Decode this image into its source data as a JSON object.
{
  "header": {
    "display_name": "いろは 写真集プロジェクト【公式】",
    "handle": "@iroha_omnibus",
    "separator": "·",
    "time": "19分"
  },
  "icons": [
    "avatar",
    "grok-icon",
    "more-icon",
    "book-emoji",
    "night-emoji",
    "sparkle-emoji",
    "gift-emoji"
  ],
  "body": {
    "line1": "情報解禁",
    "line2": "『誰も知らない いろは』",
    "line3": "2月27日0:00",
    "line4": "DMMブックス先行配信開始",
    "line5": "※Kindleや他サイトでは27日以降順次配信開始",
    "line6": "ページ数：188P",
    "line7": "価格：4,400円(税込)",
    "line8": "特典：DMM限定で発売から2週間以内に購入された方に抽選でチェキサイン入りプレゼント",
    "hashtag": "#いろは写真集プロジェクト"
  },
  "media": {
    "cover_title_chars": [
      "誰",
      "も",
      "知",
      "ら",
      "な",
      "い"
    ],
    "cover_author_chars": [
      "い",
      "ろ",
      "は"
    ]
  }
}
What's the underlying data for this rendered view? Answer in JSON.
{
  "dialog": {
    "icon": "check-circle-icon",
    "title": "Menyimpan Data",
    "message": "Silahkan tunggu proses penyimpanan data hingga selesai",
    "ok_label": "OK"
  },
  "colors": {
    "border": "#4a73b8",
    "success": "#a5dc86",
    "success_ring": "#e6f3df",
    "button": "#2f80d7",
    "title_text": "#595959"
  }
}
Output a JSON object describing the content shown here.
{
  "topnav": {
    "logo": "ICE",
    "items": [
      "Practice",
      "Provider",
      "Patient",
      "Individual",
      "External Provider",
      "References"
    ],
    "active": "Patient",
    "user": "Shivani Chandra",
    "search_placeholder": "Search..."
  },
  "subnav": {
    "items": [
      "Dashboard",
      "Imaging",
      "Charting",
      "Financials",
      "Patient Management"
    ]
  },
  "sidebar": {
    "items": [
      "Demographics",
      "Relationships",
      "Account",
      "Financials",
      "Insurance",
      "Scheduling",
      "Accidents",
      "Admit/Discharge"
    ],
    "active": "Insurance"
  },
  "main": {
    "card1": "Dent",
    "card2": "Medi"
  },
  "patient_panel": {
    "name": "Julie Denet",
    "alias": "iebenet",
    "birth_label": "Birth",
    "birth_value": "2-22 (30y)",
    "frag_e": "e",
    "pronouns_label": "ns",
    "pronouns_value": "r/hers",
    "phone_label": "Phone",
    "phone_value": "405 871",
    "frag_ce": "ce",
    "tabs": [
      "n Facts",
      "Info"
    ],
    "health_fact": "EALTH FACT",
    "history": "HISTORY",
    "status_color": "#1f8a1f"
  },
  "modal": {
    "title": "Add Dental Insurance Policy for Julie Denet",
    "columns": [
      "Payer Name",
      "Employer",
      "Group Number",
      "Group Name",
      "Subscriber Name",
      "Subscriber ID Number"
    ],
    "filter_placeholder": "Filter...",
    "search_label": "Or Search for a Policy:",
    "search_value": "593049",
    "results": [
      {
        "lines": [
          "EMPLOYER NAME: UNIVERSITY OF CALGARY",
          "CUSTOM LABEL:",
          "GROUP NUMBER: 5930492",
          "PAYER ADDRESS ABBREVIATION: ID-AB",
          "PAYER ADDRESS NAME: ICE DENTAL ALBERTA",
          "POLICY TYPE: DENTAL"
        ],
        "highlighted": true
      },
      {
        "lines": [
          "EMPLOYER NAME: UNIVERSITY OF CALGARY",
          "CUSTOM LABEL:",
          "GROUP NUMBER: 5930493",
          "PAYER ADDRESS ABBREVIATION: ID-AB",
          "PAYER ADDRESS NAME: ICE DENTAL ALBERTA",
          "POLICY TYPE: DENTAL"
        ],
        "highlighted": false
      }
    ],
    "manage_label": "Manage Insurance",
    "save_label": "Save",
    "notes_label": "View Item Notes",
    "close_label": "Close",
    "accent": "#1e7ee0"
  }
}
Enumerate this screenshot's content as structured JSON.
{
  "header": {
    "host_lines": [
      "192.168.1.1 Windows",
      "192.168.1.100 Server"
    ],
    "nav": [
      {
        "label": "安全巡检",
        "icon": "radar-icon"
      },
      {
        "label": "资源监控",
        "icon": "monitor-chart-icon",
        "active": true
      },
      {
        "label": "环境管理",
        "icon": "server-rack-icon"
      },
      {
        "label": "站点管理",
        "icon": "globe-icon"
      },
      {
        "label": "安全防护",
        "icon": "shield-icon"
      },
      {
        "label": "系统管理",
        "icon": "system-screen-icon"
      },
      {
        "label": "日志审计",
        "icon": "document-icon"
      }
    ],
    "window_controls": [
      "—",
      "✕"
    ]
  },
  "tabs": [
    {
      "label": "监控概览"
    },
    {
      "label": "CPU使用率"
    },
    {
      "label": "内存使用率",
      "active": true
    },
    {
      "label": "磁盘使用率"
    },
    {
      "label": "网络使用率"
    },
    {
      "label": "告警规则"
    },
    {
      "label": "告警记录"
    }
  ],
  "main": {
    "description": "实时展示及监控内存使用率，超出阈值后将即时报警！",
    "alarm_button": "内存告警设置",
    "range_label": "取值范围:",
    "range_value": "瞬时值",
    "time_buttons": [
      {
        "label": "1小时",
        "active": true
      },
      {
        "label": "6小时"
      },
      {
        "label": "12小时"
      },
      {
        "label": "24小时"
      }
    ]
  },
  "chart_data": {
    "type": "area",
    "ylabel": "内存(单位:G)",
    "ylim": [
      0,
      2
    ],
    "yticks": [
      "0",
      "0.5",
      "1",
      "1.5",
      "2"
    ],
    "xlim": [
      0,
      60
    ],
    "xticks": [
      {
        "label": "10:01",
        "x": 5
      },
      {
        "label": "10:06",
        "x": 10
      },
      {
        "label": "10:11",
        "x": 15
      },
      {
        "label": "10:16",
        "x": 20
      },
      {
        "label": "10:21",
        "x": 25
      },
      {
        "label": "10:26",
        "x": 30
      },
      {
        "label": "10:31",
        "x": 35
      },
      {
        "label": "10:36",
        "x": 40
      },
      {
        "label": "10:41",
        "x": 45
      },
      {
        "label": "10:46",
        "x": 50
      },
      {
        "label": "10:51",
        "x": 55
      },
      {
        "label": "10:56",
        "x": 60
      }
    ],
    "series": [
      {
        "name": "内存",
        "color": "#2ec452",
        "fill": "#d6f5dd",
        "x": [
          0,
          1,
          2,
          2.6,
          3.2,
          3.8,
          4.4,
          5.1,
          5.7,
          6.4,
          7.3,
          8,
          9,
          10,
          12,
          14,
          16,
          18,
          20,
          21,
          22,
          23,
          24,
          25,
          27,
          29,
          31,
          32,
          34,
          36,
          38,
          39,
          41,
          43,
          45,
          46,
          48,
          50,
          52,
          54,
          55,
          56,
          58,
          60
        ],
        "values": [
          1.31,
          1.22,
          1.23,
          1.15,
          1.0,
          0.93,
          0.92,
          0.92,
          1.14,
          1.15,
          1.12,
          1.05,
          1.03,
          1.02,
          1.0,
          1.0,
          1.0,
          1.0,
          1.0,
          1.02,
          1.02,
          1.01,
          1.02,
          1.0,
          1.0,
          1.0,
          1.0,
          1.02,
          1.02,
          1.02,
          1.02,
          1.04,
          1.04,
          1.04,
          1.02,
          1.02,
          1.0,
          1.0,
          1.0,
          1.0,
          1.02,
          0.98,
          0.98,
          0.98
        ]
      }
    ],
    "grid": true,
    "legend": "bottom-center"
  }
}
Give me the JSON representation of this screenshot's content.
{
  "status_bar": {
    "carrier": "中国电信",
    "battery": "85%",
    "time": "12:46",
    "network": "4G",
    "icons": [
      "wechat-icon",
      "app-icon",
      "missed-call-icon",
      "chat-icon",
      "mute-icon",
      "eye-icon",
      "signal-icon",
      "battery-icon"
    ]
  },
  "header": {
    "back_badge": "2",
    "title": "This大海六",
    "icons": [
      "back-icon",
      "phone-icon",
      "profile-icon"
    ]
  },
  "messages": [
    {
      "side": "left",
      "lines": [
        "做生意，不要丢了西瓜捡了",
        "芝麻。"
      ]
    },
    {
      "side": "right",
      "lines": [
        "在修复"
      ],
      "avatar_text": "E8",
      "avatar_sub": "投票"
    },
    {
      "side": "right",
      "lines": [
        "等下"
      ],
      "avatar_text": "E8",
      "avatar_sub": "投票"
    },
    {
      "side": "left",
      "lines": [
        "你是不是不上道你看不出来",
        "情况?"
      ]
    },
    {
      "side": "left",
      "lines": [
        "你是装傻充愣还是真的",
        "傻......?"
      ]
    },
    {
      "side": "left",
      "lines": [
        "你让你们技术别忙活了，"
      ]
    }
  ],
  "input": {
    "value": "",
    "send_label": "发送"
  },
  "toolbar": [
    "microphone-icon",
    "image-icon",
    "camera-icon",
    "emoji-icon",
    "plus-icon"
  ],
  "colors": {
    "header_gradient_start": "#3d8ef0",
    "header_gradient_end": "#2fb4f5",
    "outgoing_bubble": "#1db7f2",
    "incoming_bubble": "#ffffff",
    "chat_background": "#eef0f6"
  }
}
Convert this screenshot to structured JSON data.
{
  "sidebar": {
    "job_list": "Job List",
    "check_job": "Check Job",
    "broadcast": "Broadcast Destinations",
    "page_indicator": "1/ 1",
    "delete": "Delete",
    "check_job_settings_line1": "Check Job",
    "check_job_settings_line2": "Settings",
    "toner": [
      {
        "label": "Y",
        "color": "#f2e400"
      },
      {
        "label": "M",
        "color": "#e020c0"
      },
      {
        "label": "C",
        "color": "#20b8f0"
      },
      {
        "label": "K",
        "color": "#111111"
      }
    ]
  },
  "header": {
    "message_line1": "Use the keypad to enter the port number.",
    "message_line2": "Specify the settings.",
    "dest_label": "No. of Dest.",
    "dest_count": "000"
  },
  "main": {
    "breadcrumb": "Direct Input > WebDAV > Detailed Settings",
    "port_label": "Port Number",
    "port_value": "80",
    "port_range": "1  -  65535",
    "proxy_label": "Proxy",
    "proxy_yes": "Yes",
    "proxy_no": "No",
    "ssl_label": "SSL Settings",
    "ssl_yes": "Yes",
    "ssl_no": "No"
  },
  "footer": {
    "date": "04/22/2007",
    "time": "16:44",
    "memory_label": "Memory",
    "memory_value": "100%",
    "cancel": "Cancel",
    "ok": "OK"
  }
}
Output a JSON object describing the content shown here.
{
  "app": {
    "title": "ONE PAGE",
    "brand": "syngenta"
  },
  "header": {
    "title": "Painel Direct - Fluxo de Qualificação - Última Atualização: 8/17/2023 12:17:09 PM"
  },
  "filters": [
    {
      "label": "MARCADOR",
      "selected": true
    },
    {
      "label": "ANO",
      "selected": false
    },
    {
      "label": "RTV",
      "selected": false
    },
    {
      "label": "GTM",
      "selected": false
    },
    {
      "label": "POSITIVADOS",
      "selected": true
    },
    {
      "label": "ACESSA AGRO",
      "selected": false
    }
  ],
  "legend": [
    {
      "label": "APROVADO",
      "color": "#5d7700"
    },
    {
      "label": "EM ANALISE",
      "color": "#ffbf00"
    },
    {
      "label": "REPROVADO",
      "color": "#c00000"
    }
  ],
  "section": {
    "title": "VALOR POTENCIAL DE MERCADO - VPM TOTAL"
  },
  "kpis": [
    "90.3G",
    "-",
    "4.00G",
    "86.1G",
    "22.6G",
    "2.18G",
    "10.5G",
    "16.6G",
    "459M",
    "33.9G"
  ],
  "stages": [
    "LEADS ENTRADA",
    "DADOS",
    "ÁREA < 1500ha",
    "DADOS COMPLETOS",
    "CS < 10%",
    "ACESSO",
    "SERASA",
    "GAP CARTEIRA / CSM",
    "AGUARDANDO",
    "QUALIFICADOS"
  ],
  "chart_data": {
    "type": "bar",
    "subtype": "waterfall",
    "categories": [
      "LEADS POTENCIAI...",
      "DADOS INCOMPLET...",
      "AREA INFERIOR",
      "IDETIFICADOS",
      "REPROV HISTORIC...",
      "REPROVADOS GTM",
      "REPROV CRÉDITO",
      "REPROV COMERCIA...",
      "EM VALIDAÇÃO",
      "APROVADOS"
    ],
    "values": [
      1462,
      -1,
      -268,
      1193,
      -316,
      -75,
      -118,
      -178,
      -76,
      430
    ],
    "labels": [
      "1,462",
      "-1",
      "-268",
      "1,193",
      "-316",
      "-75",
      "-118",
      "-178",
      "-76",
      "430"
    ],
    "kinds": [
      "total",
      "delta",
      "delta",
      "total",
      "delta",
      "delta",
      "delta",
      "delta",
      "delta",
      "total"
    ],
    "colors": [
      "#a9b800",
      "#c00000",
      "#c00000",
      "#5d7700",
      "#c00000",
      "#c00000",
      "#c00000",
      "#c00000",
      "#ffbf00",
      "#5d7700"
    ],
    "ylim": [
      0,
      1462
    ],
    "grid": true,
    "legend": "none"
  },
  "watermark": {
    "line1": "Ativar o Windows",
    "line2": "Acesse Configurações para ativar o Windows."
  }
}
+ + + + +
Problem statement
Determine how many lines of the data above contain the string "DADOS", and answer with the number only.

Expected output
3